  73. Voß J, Schwan A, Heyne W, Müller N (2010) Erosionsschutz in reliefbedingten Abflussbahnen. In: LfULG (Ed.), Schriftenreihe des LfULG, Landesamt für Umwelt, Landwirtschaft und Geologie, Dresden, p. 92Google Scholar
  74. Wischmeier WH, Smith DD (1978) Predicting soil erosion by water: A guide to conservation planning with the revised universal soil loss equation (USLE). Agriculture Handbook, USAGoogle Scholar
  75. Witt A, Fürst C, Frank S, Koschke L, Makeschin F (2013) Regionalisation of climate change sensitive forest development types for potential afforestation areas. J Environ Manage 127(Supplement):S48–S55Google Scholar
  76. Witters N, Mendelsohn RO, Van Slycken S, Weyens N, Schreurs E, Meers E, Tack F, Carleer R, Vangronsveld J (2012) Phytoremediation, a sustainable remediation technology? Conclusions from a case study. I: energy production and carbon dioxide abatement. Biomass Bioenergy 39:454–469CrossRefGoogle Scholar
  77. Wurbs D, Steininger M (2011) Wirkungen der Klimaänderungen auf die Böden- Untersuchungen zu Auswirkungen des Klimawandels auf die Bodenerosion durch Wasser. Umweltbundesamt Texte 16:225Google Scholar
  78. Xiao B, Wang Q, Wang H, Wu J, Yu D (2012) The effects of grass hedges and micro-basins on reducing soil and water loss in temperate regions: a case study of Northern China. Soil and Tillage Research 122:22–35CrossRefGoogle Scholar
  79. Zona D, Janssens IA, Aubinet M, Gioli B, Vicca S, Fichot R, Ceulemans R (2013) Fluxes of the greenhouse gases (CO2, CH4 and N2O) above a short-rotation poplar plantation after conversion from agricultural land. Agric For Meteorol 169:100–110CrossRefGoogle Scholar

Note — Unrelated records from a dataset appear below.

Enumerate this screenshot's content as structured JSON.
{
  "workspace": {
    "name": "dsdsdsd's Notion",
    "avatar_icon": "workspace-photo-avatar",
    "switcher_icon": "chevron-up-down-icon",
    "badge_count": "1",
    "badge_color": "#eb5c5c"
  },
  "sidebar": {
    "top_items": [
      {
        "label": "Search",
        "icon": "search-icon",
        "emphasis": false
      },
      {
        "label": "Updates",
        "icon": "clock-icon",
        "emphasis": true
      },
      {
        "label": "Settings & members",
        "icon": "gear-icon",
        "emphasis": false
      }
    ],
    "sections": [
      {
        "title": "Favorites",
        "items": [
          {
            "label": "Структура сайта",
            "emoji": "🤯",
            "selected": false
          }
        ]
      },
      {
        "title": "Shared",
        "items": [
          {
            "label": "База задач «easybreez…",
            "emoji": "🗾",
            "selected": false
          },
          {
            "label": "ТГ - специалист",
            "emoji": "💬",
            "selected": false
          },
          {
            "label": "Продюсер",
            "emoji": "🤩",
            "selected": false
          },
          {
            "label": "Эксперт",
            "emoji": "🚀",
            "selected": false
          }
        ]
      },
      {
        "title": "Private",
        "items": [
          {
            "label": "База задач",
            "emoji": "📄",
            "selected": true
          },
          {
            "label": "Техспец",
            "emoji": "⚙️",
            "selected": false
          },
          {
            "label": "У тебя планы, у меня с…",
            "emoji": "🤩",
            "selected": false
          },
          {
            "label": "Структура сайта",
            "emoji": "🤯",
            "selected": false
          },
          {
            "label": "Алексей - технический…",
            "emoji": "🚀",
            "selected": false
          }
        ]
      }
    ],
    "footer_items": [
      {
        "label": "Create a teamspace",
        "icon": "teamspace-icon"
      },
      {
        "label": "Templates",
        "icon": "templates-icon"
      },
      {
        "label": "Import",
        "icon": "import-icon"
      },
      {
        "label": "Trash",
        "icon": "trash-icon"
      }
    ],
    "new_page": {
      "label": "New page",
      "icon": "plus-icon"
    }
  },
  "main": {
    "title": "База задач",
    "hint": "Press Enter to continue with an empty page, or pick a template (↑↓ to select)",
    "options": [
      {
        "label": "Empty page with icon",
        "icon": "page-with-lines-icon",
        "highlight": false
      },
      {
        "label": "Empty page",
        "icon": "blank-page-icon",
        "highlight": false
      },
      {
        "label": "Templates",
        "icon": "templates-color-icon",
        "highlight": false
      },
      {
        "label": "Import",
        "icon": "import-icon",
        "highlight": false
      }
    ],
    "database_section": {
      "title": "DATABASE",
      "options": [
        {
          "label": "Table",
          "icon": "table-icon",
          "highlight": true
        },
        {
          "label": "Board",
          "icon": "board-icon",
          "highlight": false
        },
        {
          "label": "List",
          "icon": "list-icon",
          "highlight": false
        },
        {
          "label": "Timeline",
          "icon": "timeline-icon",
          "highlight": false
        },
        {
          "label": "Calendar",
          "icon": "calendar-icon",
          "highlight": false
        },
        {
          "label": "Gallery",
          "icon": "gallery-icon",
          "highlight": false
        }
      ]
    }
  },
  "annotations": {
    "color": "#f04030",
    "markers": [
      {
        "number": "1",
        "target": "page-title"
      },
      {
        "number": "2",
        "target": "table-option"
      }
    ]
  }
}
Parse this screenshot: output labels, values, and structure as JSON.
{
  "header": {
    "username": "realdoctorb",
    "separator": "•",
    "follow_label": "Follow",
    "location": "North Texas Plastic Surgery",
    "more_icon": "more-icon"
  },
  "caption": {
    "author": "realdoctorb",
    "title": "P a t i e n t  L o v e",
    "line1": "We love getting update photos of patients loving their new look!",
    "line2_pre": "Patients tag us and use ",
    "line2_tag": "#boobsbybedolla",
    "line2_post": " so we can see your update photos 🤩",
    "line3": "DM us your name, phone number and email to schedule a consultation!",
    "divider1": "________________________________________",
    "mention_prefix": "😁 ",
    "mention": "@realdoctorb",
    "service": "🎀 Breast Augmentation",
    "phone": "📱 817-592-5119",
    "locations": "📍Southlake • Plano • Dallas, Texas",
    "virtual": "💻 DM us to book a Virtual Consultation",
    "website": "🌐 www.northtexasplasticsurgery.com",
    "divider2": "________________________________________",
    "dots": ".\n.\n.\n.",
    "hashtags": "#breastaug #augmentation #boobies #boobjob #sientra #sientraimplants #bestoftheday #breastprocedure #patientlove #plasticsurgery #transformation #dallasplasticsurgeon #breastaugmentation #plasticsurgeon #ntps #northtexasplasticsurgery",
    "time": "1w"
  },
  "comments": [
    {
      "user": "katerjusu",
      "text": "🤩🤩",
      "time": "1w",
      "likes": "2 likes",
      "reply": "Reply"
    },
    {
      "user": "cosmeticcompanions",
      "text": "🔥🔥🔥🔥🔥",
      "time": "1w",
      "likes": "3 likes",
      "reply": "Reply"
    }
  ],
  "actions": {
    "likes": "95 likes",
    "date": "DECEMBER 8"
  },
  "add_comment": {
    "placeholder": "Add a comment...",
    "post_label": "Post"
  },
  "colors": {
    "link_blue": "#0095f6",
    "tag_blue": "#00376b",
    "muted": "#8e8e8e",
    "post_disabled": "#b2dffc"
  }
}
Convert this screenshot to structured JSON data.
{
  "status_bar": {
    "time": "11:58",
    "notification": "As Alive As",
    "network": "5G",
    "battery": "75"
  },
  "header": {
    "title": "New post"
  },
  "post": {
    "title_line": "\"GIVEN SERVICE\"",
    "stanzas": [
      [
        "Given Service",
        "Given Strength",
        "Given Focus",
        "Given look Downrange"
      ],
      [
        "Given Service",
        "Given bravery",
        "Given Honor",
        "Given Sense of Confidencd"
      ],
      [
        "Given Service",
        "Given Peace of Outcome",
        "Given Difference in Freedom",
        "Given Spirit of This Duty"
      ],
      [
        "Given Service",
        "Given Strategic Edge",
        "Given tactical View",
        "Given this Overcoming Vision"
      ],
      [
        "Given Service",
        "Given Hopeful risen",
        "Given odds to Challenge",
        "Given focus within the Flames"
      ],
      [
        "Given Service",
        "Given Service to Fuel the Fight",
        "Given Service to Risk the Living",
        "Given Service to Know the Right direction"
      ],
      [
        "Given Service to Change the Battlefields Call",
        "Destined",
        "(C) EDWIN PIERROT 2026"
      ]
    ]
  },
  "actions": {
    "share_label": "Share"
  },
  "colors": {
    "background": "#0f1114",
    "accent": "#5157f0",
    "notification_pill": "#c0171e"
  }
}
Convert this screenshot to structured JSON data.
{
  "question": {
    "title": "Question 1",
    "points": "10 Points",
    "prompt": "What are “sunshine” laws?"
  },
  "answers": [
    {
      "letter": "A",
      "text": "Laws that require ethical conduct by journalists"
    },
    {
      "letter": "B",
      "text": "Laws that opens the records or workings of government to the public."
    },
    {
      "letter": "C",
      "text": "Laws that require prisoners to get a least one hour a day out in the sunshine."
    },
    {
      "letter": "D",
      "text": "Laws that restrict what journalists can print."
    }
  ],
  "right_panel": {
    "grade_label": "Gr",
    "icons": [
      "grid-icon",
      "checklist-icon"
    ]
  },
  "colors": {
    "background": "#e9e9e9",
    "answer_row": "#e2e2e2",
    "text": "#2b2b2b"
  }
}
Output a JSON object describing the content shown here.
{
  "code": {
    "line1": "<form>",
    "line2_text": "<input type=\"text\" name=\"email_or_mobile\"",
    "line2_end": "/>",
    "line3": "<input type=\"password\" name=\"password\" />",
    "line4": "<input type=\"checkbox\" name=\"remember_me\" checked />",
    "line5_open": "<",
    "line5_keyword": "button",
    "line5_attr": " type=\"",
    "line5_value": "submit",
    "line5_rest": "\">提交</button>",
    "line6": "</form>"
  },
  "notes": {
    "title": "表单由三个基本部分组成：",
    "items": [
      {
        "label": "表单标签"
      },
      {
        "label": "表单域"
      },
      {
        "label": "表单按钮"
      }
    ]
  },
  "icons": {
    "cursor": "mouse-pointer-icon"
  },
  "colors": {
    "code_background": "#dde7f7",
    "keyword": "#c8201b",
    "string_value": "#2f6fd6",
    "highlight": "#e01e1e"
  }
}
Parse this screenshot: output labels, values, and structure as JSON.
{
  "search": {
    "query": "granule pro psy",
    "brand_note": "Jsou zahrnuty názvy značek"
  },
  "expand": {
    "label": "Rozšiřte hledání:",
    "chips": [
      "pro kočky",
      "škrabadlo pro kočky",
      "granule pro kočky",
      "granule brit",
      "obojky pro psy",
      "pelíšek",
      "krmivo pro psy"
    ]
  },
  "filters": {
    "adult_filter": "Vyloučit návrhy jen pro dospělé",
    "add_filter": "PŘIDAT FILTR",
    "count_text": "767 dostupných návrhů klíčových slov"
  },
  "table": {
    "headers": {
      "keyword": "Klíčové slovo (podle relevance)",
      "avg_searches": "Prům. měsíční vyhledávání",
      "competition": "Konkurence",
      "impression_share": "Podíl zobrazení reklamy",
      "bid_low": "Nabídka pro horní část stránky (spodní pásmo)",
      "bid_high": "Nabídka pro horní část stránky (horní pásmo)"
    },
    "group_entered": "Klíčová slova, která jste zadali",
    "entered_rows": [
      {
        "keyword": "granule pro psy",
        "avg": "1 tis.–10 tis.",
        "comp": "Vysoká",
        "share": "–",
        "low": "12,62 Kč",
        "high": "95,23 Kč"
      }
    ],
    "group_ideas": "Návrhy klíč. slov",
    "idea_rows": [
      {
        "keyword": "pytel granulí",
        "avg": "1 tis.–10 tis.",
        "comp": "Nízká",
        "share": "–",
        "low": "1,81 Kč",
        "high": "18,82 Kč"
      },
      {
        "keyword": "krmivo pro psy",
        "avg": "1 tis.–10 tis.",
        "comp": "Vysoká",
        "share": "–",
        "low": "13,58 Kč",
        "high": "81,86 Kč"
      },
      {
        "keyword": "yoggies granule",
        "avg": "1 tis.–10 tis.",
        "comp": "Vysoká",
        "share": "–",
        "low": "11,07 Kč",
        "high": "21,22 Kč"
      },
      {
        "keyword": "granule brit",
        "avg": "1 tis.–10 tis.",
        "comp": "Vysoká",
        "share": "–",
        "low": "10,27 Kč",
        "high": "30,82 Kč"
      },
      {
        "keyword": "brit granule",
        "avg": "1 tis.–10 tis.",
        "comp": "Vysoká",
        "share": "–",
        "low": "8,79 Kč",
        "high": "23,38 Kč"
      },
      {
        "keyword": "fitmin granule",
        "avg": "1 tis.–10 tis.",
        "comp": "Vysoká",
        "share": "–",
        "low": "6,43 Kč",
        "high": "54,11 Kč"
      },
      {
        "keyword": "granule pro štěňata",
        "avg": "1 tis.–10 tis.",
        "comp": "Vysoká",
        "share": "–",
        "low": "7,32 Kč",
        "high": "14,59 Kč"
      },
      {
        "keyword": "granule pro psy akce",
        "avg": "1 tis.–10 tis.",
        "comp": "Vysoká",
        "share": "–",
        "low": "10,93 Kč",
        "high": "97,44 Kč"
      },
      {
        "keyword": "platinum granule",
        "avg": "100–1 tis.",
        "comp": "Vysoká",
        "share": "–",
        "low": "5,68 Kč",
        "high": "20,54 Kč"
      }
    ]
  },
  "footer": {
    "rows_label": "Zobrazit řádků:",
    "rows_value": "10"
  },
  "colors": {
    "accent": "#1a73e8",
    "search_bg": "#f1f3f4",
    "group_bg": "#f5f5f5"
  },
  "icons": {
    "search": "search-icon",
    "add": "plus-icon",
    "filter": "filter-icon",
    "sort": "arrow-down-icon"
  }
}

Copyright information

© Springer Science+Business Media Dordrecht 2014

Authors and Affiliations

  • Susanne Frank
    • 1
    • 2
    Email author
  • Christine Fürst
    • 1
  • Anke Witt
    • 2
  • Lars Koschke
    • 2
  • Franz Makeschin
    • 2
  1. 1.Centre for Development Research, Department of Ecology and Natural Resources ManagementUniversity of BonnBonnGermany
  2. 2.Department of Soil Science and Site EcologyDresden University of TechnologyTharandtGermany

Personalised recommendations